Make stocks the foundation of your strategy.
Bonds are an important part of any portfolio for strength and income. But with today’s low-interest rates, stocks can be your main source of income, from valuations to dividends. “A portfolio of dividend-paying stocks can add to your bond portfolio,” Mathews said. “Many high-quality dividend-raising stocks increase the dividend each year, protecting your purchasing power.” Compare that to bonds that have a fixed interest rate, which leaves you open to inflation, which damages the level of payments. “The surest way to build real wealth and achieve financial security, in the long run, is to invest in the stock market,” said Johnson of Creighton University.
Diversify for a smooth ride.
One good thing about long-term investing is that time is likely to make the sequence smooth. You can also manage volatility through diversification. In addition to diversifying your bond portfolio, you also want to have different stocks or funds in different sectors and different geographical areas. Consider growth over value stocks. In addition to stocks and bonds, you can invest small portions of your portfolio in other asset classes. “Balance your decisions with a well-rounded portfolio of global and domestic stocks, bonds, cash, gold, and maybe some cryptocurrencies, which can be a good hedge if we have to get high inflation for many years,” David Weliver said; founding editor of Personal Finance Money Under 30.

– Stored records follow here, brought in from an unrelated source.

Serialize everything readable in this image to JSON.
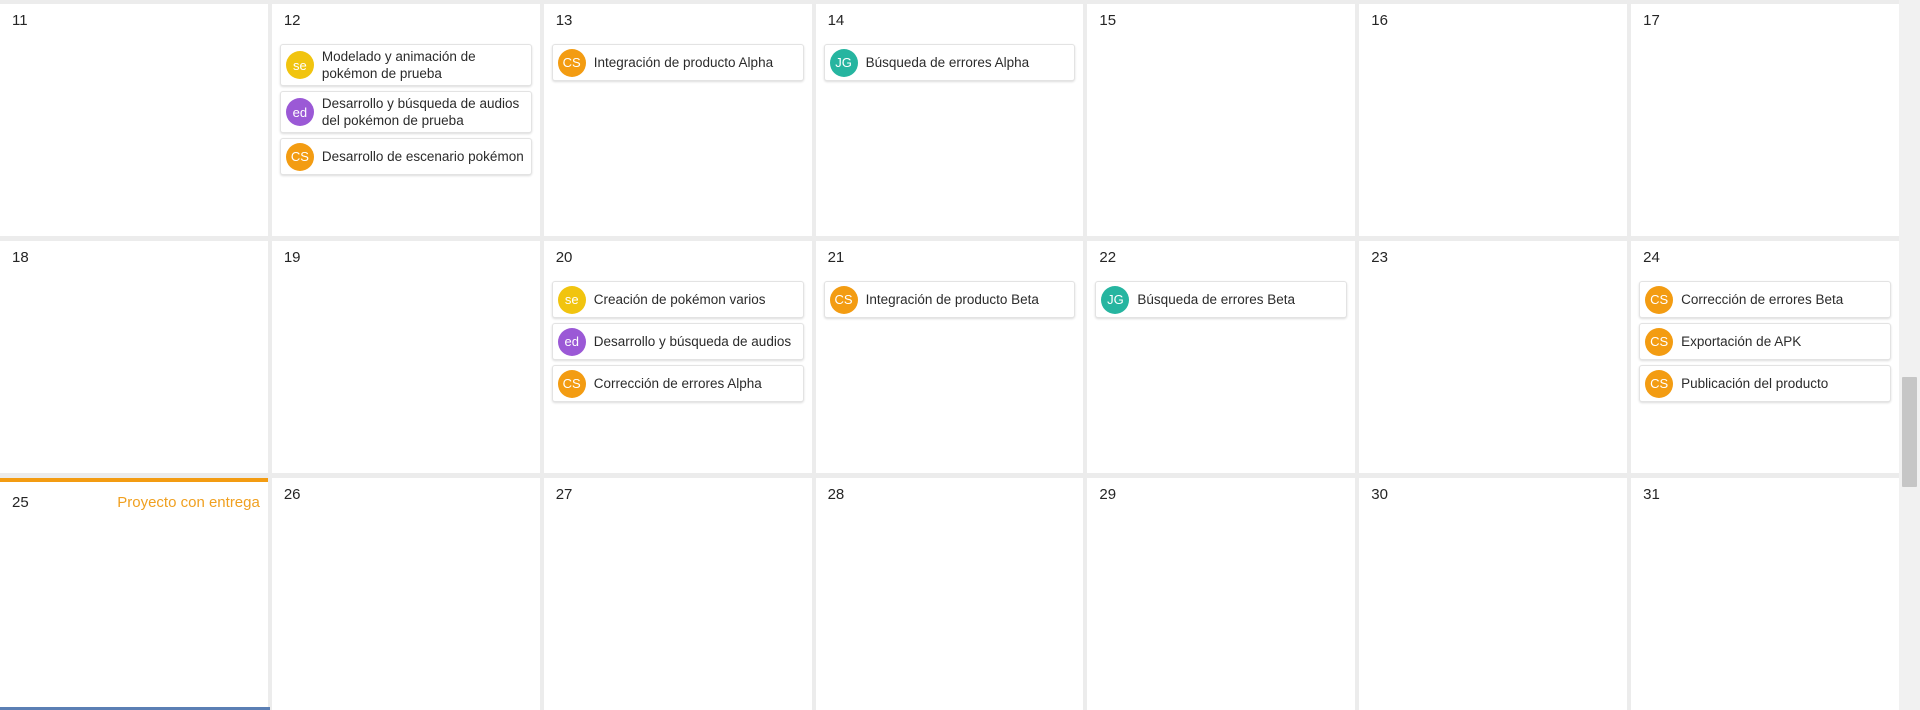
{
  "colors": {
    "accent_orange": "#f39c12",
    "avatar_se": "#f1c40f",
    "avatar_ed": "#9b59d6",
    "avatar_cs": "#f39c12",
    "avatar_jg": "#26b5a0"
  },
  "weeks": [
    {
      "days": [
        {
          "num": "11",
          "note": "",
          "tasks": []
        },
        {
          "num": "12",
          "note": "",
          "tasks": [
            {
              "avatar": "se",
              "avatar_color": "#f1c40f",
              "text": "Modelado y animación de pokémon de prueba"
            },
            {
              "avatar": "ed",
              "avatar_color": "#9b59d6",
              "text": "Desarrollo y búsqueda de audios del pokémon de prueba"
            },
            {
              "avatar": "CS",
              "avatar_color": "#f39c12",
              "text": "Desarrollo de escenario pokémon"
            }
          ]
        },
        {
          "num": "13",
          "note": "",
          "tasks": [
            {
              "avatar": "CS",
              "avatar_color": "#f39c12",
              "text": "Integración de producto Alpha"
            }
          ]
        },
        {
          "num": "14",
          "note": "",
          "tasks": [
            {
              "avatar": "JG",
              "avatar_color": "#26b5a0",
              "text": "Búsqueda de errores Alpha"
            }
          ]
        },
        {
          "num": "15",
          "note": "",
          "tasks": []
        },
        {
          "num": "16",
          "note": "",
          "tasks": []
        },
        {
          "num": "17",
          "note": "",
          "tasks": []
        }
      ]
    },
    {
      "days": [
        {
          "num": "18",
          "note": "",
          "tasks": []
        },
        {
          "num": "19",
          "note": "",
          "tasks": []
        },
        {
          "num": "20",
          "note": "",
          "tasks": [
            {
              "avatar": "se",
              "avatar_color": "#f1c40f",
              "text": "Creación de pokémon varios"
            },
            {
              "avatar": "ed",
              "avatar_color": "#9b59d6",
              "text": "Desarrollo y búsqueda de audios"
            },
            {
              "avatar": "CS",
              "avatar_color": "#f39c12",
              "text": "Corrección de errores Alpha"
            }
          ]
        },
        {
          "num": "21",
          "note": "",
          "tasks": [
            {
              "avatar": "CS",
              "avatar_color": "#f39c12",
              "text": "Integración de producto Beta"
            }
          ]
        },
        {
          "num": "22",
          "note": "",
          "tasks": [
            {
              "avatar": "JG",
              "avatar_color": "#26b5a0",
              "text": "Búsqueda de errores Beta"
            }
          ]
        },
        {
          "num": "23",
          "note": "",
          "tasks": []
        },
        {
          "num": "24",
          "note": "",
          "tasks": [
            {
              "avatar": "CS",
              "avatar_color": "#f39c12",
              "text": "Corrección de errores Beta"
            },
            {
              "avatar": "CS",
              "avatar_color": "#f39c12",
              "text": "Exportación de APK"
            },
            {
              "avatar": "CS",
              "avatar_color": "#f39c12",
              "text": "Publicación del producto"
            }
          ]
        }
      ]
    },
    {
      "days": [
        {
          "num": "25",
          "note": "Proyecto con entrega",
          "today": true,
          "tasks": []
        },
        {
          "num": "26",
          "note": "",
          "tasks": []
        },
        {
          "num": "27",
          "note": "",
          "tasks": []
        },
        {
          "num": "28",
          "note": "",
          "tasks": []
        },
        {
          "num": "29",
          "note": "",
          "tasks": []
        },
        {
          "num": "30",
          "note": "",
          "tasks": []
        },
        {
          "num": "31",
          "note": "",
          "tasks": []
        }
      ]
    }
  ]
}
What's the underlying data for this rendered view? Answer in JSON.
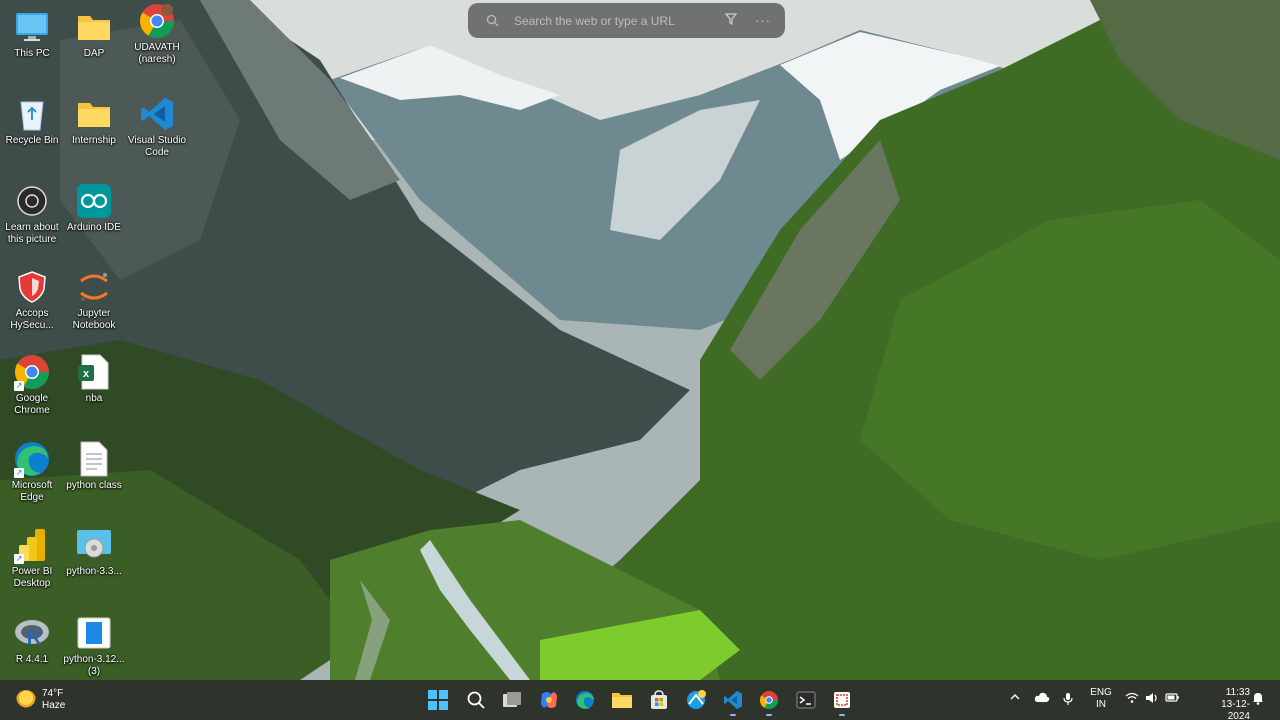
{
  "search": {
    "placeholder": "Search the web or type a URL"
  },
  "desktop_icons": [
    {
      "label": "This PC",
      "icon": "monitor-icon"
    },
    {
      "label": "DAP",
      "icon": "folder-icon"
    },
    {
      "label": "UDAVATH (naresh)",
      "icon": "chrome-profile-icon"
    },
    {
      "label": "Recycle Bin",
      "icon": "recycle-bin-icon"
    },
    {
      "label": "Internship",
      "icon": "folder-icon"
    },
    {
      "label": "Visual Studio Code",
      "icon": "vscode-icon"
    },
    {
      "label": "Learn about this picture",
      "icon": "camera-icon"
    },
    {
      "label": "Arduino IDE",
      "icon": "arduino-icon"
    },
    {
      "label": "Accops HySecu...",
      "icon": "shield-icon"
    },
    {
      "label": "Jupyter Notebook",
      "icon": "jupyter-icon"
    },
    {
      "label": "Google Chrome",
      "icon": "chrome-icon"
    },
    {
      "label": "nba",
      "icon": "excel-icon"
    },
    {
      "label": "Microsoft Edge",
      "icon": "edge-icon"
    },
    {
      "label": "python class",
      "icon": "document-icon"
    },
    {
      "label": "Power BI Desktop",
      "icon": "powerbi-icon"
    },
    {
      "label": "python-3.3...",
      "icon": "installer-icon"
    },
    {
      "label": "R 4.4.1",
      "icon": "r-icon"
    },
    {
      "label": "python-3.12... (3)",
      "icon": "installer-icon"
    }
  ],
  "taskbar": {
    "weather_temp": "74°F",
    "weather_desc": "Haze",
    "lang_line1": "ENG",
    "lang_line2": "IN",
    "time": "11:33",
    "date": "13-12-2024"
  },
  "colors": {
    "taskbar_bg": "#1c221a",
    "accent": "#8fb4ff"
  }
}
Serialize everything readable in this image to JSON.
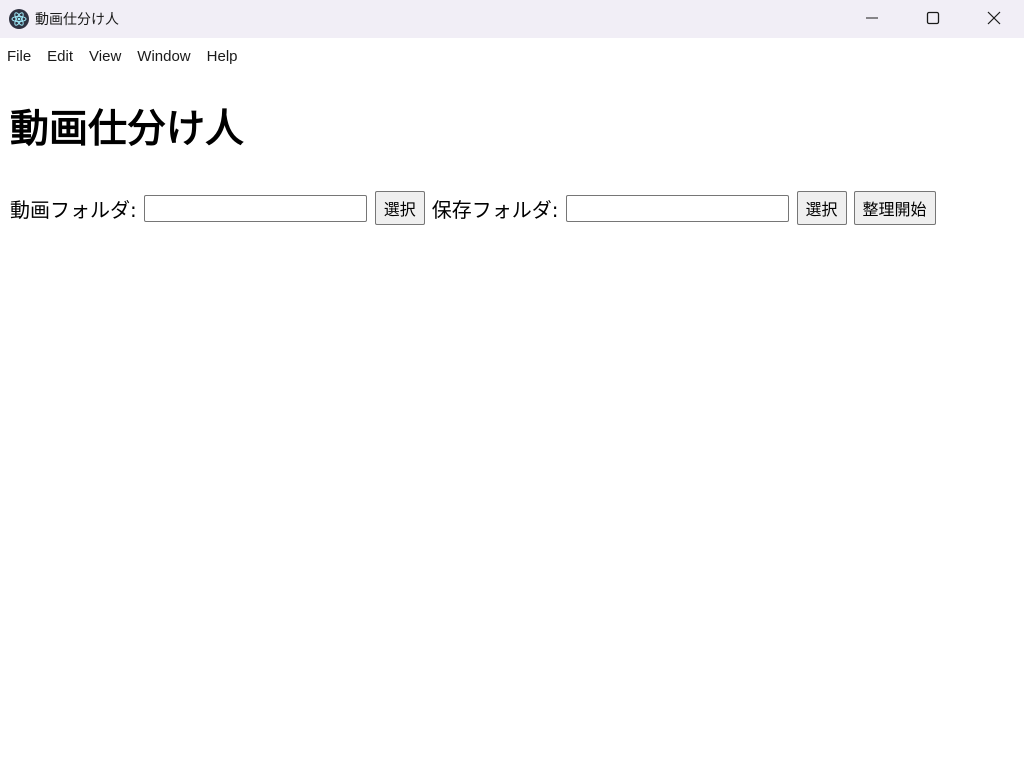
{
  "window": {
    "title": "動画仕分け人",
    "icon": "electron-logo-icon",
    "controls": [
      "minimize-icon",
      "maximize-icon",
      "close-icon"
    ]
  },
  "menu": {
    "items": [
      "File",
      "Edit",
      "View",
      "Window",
      "Help"
    ]
  },
  "main": {
    "heading": "動画仕分け人",
    "video_folder": {
      "label": "動画フォルダ:",
      "value": "",
      "select_label": "選択"
    },
    "save_folder": {
      "label": "保存フォルダ:",
      "value": "",
      "select_label": "選択"
    },
    "start_label": "整理開始"
  },
  "colors": {
    "titlebar_bg": "#f1eef6",
    "button_bg": "#efefef",
    "border": "#767676"
  }
}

Balance only if necessary.
This last tip goes back to a solid financial plan. Even with the best allocation plan and strategy, you need to change your portfolio from time to time. It’s not the same with market timing. Instead, it calculates a sale or purchase to get your portfolio back to its original financial plan. Let’s say you decide to go with a 60/40 portfolio, but stocks are growing fast, while bonds mostly stay in place. This means that the original ratio may be bad. That you have to sell some of your shares or buy more bonds in order to return to your strategy. Think of it as fine-tuning your long-term investment strategy.